During the same Estimates Hearings Minister van Holthe and Water Controller Applegate were asked to shed light on how water allocations might be traded. Independent MLA Gerry Wood asked Minister van Holthe if the MacFarlanes could sell their water, noting “they received it for nothing and I believe it belongs to the people.” Minister van Holthe responded that water trading “becomes effective … when an aquifer is fully allocated … no one in their right mind will buy water when it is currently freely available from the NT government.”
Under further questioning from Gerry Wood, Minister van Holthe and Water Controller Applegate were able to shed some light on how the MacFarlanes could deal with their water allocation.
Mr Wood: … If they have a bore on one block – I do not know how it works technically, but Portion 7018 has a water license application. If they sell Lot B and it has no bore on it, can the people who buy Lot B go along to MacFarlane and say, “Can we have a portion of that licence for the entire block?”
Minister van Holthe deferred to Water Controller Applegate.
Mr Applegate: The license is issued to existing bores on the block and for any portion of that licence to be transferred to another portion of the land, a new bore has to go with that portion of the land … they would have to put the bore in and seek approval to transfer a portion of that bore and then be in a position to subdivide that portion of land and sell it.
Mr Wood: To put it in simple terms, can MacFarlane sell the water component that goes with the bore?
Mr Applegate: Trading can only exist in the NT when there is an endorsed water allocation plan in place.
Whether TFS has bought Stylo Station from the MacFarlanes remains unclear, though the MacFarlanes are adamant that it has not been sold. TFS yesterday told The Northern Myth that “We have no further comment as the matter is currently commercially confidential.” One conclusion that can be drawn from that comment is that a deal of some kind is in the works.
Tina MacFarlane has repeatedly denied to The Northern Myth that Stylo Station had been sold and would not respond to any questions about whether the MacFarlanes had entered into any other arrangements with TFS or any other matters to do with their plans for Stylo Station or their water allocation.

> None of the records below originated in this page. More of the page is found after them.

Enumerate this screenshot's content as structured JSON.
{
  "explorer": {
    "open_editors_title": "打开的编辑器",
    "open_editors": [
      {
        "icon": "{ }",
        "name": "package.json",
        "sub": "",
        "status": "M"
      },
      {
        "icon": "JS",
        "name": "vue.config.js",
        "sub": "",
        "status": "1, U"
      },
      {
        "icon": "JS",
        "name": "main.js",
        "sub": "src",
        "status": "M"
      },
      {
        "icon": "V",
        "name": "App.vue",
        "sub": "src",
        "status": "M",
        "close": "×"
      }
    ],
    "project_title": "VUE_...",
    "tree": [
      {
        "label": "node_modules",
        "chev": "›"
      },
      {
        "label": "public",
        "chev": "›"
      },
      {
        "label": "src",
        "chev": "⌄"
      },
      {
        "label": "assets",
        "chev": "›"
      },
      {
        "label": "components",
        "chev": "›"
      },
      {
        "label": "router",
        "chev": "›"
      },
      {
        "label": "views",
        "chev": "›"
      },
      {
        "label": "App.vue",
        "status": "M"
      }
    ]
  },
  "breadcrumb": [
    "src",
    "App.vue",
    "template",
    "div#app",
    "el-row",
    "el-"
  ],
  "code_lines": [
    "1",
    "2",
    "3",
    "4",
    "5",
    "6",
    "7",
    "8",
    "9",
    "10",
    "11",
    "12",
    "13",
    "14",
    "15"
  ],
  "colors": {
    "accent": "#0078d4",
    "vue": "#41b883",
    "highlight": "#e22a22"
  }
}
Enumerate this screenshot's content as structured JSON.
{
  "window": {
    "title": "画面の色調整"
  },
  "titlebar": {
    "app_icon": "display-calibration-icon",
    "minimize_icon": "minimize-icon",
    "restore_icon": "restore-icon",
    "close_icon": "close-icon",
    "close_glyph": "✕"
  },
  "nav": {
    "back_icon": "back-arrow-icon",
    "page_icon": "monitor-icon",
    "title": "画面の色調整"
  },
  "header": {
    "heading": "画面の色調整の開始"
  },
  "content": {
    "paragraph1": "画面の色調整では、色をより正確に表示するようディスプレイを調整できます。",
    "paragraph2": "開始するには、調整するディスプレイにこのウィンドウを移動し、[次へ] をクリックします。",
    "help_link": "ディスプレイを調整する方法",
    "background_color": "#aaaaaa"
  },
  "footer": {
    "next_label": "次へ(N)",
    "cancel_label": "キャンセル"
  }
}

On Sunday Tina MacFarlane told The Northern Myth “we have not discussed or entered into any arrangements with anyone, we haven’t sold Stylo.”
Last evening Lindsay and Tina MacFarlane sent an email to The Northern Myth and the ABC stating that:
Stylo has not been sold.
We have not negotiated the sale of Stylo to anyone. We will remain owning and running Stylo in its normal manner into the foreseeable future and no event has occurred which will alter that fact.
Demands have been made that we provide some further or alternative version of our personal information. We will not make any further or other comment and we consider that the persistent attempts to harangue us to disclose any matter concerning our personal affairs is illegal and constitutes a fundamental violation of our privacy rights
We wish to confirm that we do not consent to the disclosure of our personal information (in whatever form that information may or may not be obtained). We reserve all rights in relation to any loss which may be suffered as a result of the disclosure of illegally obtained personal information. We further wish to confirm that the publication of incorrect information may result in serious and substantial loss and damage and we reserve all rights. Lindsay and Tina McFarlane (sic)
On Sunday The Australian’s Sue Neales told The Northern Myth that she stood by the information provided to her by TFS that the company had acquired an interest in Stylo Station.